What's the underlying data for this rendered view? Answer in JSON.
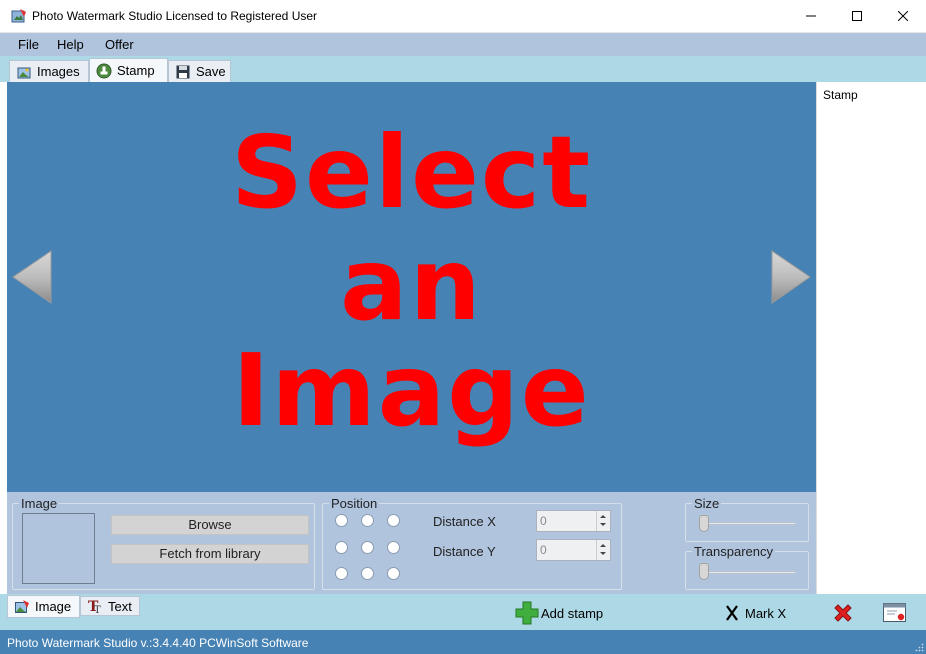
{
  "window": {
    "title": "Photo Watermark Studio Licensed to Registered User",
    "icon": "app-photo-icon",
    "controls": [
      "minimize",
      "maximize",
      "close"
    ]
  },
  "menu": [
    "File",
    "Help",
    "Offer"
  ],
  "tabs": [
    {
      "label": "Images",
      "icon": "images-icon",
      "active": false
    },
    {
      "label": "Stamp",
      "icon": "stamp-icon",
      "active": true
    },
    {
      "label": "Save",
      "icon": "floppy-disk-icon",
      "active": false
    }
  ],
  "canvas": {
    "placeholder_lines": [
      "Select",
      "an",
      "Image"
    ],
    "background": "#4682b4",
    "text_color": "#ff0000",
    "prev_icon": "arrow-left-icon",
    "next_icon": "arrow-right-icon"
  },
  "stamp_panel": {
    "label": "Stamp"
  },
  "image_group": {
    "title": "Image",
    "browse_label": "Browse",
    "fetch_label": "Fetch from library"
  },
  "position_group": {
    "title": "Position",
    "distance_x_label": "Distance X",
    "distance_y_label": "Distance Y",
    "distance_x_value": "0",
    "distance_y_value": "0"
  },
  "size_group": {
    "title": "Size",
    "value": 0
  },
  "transparency_group": {
    "title": "Transparency",
    "value": 0
  },
  "bottom_tabs": [
    {
      "label": "Image",
      "icon": "image-icon",
      "active": true
    },
    {
      "label": "Text",
      "icon": "text-icon",
      "active": false
    }
  ],
  "actions": {
    "add_stamp": "Add stamp",
    "mark_x": "Mark X",
    "delete_icon": "red-x-icon",
    "window_icon": "window-close-icon"
  },
  "status": {
    "text": "Photo Watermark Studio v.:3.4.4.40 PCWinSoft Software"
  },
  "colors": {
    "menubar": "#b0c4de",
    "tabstrip": "#add8e6",
    "statusbar": "#4682b4"
  }
}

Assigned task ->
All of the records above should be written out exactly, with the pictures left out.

Task output ->
What's the underlying data for this rendered view? Answer in JSON.
{
  "window": {
    "title": "Photo Watermark Studio Licensed to Registered User",
    "icon": "app-photo-icon",
    "controls": [
      "minimize",
      "maximize",
      "close"
    ]
  },
  "menu": [
    "File",
    "Help",
    "Offer"
  ],
  "tabs": [
    {
      "label": "Images",
      "icon": "images-icon",
      "active": false
    },
    {
      "label": "Stamp",
      "icon": "stamp-icon",
      "active": true
    },
    {
      "label": "Save",
      "icon": "floppy-disk-icon",
      "active": false
    }
  ],
  "canvas": {
    "placeholder_lines": [
      "Select",
      "an",
      "Image"
    ],
    "background": "#4682b4",
    "text_color": "#ff0000",
    "prev_icon": "arrow-left-icon",
    "next_icon": "arrow-right-icon"
  },
  "stamp_panel": {
    "label": "Stamp"
  },
  "image_group": {
    "title": "Image",
    "browse_label": "Browse",
    "fetch_label": "Fetch from library"
  },
  "position_group": {
    "title": "Position",
    "distance_x_label": "Distance X",
    "distance_y_label": "Distance Y",
    "distance_x_value": "0",
    "distance_y_value": "0"
  },
  "size_group": {
    "title": "Size",
    "value": 0
  },
  "transparency_group": {
    "title": "Transparency",
    "value": 0
  },
  "bottom_tabs": [
    {
      "label": "Image",
      "icon": "image-icon",
      "active": true
    },
    {
      "label": "Text",
      "icon": "text-icon",
      "active": false
    }
  ],
  "actions": {
    "add_stamp": "Add stamp",
    "mark_x": "Mark X",
    "delete_icon": "red-x-icon",
    "window_icon": "window-close-icon"
  },
  "status": {
    "text": "Photo Watermark Studio v.:3.4.4.40 PCWinSoft Software"
  },
  "colors": {
    "menubar": "#b0c4de",
    "tabstrip": "#add8e6",
    "statusbar": "#4682b4"
  }
}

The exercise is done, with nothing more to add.